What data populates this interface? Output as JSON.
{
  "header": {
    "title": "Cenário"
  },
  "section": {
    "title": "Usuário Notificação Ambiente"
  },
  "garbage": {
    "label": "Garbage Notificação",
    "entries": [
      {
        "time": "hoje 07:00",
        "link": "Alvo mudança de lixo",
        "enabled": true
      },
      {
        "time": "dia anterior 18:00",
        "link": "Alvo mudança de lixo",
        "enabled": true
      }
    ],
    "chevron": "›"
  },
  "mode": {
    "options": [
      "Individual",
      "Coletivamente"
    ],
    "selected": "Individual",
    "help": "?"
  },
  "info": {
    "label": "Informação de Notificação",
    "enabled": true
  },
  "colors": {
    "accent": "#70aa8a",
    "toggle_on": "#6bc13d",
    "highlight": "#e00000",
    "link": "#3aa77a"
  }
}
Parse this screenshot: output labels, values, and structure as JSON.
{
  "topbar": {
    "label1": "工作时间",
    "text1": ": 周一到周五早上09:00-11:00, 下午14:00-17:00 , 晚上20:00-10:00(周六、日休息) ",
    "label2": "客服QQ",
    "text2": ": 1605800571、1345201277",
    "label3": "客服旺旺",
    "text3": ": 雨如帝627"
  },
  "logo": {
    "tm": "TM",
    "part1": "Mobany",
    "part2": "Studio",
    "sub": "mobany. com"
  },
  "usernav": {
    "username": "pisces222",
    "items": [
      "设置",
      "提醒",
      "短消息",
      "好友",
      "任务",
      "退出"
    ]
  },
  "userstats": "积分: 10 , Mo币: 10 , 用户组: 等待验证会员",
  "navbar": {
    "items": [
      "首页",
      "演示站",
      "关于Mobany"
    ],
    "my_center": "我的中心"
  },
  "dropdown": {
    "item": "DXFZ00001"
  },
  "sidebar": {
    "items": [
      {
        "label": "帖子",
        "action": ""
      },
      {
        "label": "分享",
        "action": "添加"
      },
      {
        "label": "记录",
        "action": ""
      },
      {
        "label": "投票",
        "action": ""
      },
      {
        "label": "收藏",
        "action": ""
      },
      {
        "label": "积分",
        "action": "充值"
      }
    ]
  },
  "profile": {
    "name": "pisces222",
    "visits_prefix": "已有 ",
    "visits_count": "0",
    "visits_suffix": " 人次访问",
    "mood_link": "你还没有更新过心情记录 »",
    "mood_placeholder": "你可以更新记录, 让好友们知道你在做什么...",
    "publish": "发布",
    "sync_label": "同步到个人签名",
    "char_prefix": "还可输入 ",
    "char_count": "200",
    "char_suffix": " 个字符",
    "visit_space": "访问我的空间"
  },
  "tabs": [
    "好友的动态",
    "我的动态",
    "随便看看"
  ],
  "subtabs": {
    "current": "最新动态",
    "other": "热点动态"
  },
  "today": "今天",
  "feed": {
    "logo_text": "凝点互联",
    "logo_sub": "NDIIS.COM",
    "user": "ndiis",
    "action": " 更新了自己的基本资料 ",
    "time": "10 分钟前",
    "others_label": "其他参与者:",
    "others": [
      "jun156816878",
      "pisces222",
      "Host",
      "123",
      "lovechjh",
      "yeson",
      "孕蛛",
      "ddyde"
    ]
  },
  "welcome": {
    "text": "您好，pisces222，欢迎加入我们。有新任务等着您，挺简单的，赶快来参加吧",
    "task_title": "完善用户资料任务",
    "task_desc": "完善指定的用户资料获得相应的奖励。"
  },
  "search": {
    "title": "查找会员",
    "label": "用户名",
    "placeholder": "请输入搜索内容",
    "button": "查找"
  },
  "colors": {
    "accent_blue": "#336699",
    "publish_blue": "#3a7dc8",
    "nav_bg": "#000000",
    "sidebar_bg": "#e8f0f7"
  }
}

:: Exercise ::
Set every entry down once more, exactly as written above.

:: Reply to the task ::
What data populates this interface? Output as JSON.
{
  "header": {
    "title": "Cenário"
  },
  "section": {
    "title": "Usuário Notificação Ambiente"
  },
  "garbage": {
    "label": "Garbage Notificação",
    "entries": [
      {
        "time": "hoje 07:00",
        "link": "Alvo mudança de lixo",
        "enabled": true
      },
      {
        "time": "dia anterior 18:00",
        "link": "Alvo mudança de lixo",
        "enabled": true
      }
    ],
    "chevron": "›"
  },
  "mode": {
    "options": [
      "Individual",
      "Coletivamente"
    ],
    "selected": "Individual",
    "help": "?"
  },
  "info": {
    "label": "Informação de Notificação",
    "enabled": true
  },
  "colors": {
    "accent": "#70aa8a",
    "toggle_on": "#6bc13d",
    "highlight": "#e00000",
    "link": "#3aa77a"
  }
}
Parse this screenshot: output labels, values, and structure as JSON.
{
  "topbar": {
    "label1": "工作时间",
    "text1": ": 周一到周五早上09:00-11:00, 下午14:00-17:00 , 晚上20:00-10:00(周六、日休息) ",
    "label2": "客服QQ",
    "text2": ": 1605800571、1345201277",
    "label3": "客服旺旺",
    "text3": ": 雨如帝627"
  },
  "logo": {
    "tm": "TM",
    "part1": "Mobany",
    "part2": "Studio",
    "sub": "mobany. com"
  },
  "usernav": {
    "username": "pisces222",
    "items": [
      "设置",
      "提醒",
      "短消息",
      "好友",
      "任务",
      "退出"
    ]
  },
  "userstats": "积分: 10 , Mo币: 10 , 用户组: 等待验证会员",
  "navbar": {
    "items": [
      "首页",
      "演示站",
      "关于Mobany"
    ],
    "my_center": "我的中心"
  },
  "dropdown": {
    "item": "DXFZ00001"
  },
  "sidebar": {
    "items": [
      {
        "label": "帖子",
        "action": ""
      },
      {
        "label": "分享",
        "action": "添加"
      },
      {
        "label": "记录",
        "action": ""
      },
      {
        "label": "投票",
        "action": ""
      },
      {
        "label": "收藏",
        "action": ""
      },
      {
        "label": "积分",
        "action": "充值"
      }
    ]
  },
  "profile": {
    "name": "pisces222",
    "visits_prefix": "已有 ",
    "visits_count": "0",
    "visits_suffix": " 人次访问",
    "mood_link": "你还没有更新过心情记录 »",
    "mood_placeholder": "你可以更新记录, 让好友们知道你在做什么...",
    "publish": "发布",
    "sync_label": "同步到个人签名",
    "char_prefix": "还可输入 ",
    "char_count": "200",
    "char_suffix": " 个字符",
    "visit_space": "访问我的空间"
  },
  "tabs": [
    "好友的动态",
    "我的动态",
    "随便看看"
  ],
  "subtabs": {
    "current": "最新动态",
    "other": "热点动态"
  },
  "today": "今天",
  "feed": {
    "logo_text": "凝点互联",
    "logo_sub": "NDIIS.COM",
    "user": "ndiis",
    "action": " 更新了自己的基本资料 ",
    "time": "10 分钟前",
    "others_label": "其他参与者:",
    "others": [
      "jun156816878",
      "pisces222",
      "Host",
      "123",
      "lovechjh",
      "yeson",
      "孕蛛",
      "ddyde"
    ]
  },
  "welcome": {
    "text": "您好，pisces222，欢迎加入我们。有新任务等着您，挺简单的，赶快来参加吧",
    "task_title": "完善用户资料任务",
    "task_desc": "完善指定的用户资料获得相应的奖励。"
  },
  "search": {
    "title": "查找会员",
    "label": "用户名",
    "placeholder": "请输入搜索内容",
    "button": "查找"
  },
  "colors": {
    "accent_blue": "#336699",
    "publish_blue": "#3a7dc8",
    "nav_bg": "#000000",
    "sidebar_bg": "#e8f0f7"
  }
}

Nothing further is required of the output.